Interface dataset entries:
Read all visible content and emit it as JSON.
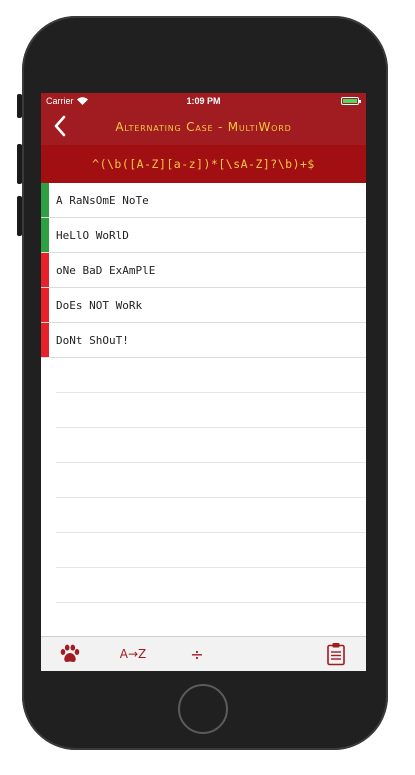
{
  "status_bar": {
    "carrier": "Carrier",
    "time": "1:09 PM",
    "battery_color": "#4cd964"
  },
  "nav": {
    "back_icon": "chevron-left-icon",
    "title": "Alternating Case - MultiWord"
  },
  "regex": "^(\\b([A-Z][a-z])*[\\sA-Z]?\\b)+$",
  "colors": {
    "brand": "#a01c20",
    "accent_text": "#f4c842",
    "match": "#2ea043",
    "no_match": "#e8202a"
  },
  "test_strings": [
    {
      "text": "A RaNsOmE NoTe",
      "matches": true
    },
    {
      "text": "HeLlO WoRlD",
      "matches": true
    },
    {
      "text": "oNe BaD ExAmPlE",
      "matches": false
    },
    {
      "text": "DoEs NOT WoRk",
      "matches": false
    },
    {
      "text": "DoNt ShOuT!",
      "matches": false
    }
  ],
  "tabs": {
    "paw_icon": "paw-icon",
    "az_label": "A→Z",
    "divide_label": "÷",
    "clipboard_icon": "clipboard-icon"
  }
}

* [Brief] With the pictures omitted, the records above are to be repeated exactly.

* [Response to the exercise]
Read all visible content and emit it as JSON.
{
  "status_bar": {
    "carrier": "Carrier",
    "time": "1:09 PM",
    "battery_color": "#4cd964"
  },
  "nav": {
    "back_icon": "chevron-left-icon",
    "title": "Alternating Case - MultiWord"
  },
  "regex": "^(\\b([A-Z][a-z])*[\\sA-Z]?\\b)+$",
  "colors": {
    "brand": "#a01c20",
    "accent_text": "#f4c842",
    "match": "#2ea043",
    "no_match": "#e8202a"
  },
  "test_strings": [
    {
      "text": "A RaNsOmE NoTe",
      "matches": true
    },
    {
      "text": "HeLlO WoRlD",
      "matches": true
    },
    {
      "text": "oNe BaD ExAmPlE",
      "matches": false
    },
    {
      "text": "DoEs NOT WoRk",
      "matches": false
    },
    {
      "text": "DoNt ShOuT!",
      "matches": false
    }
  ],
  "tabs": {
    "paw_icon": "paw-icon",
    "az_label": "A→Z",
    "divide_label": "÷",
    "clipboard_icon": "clipboard-icon"
  }
}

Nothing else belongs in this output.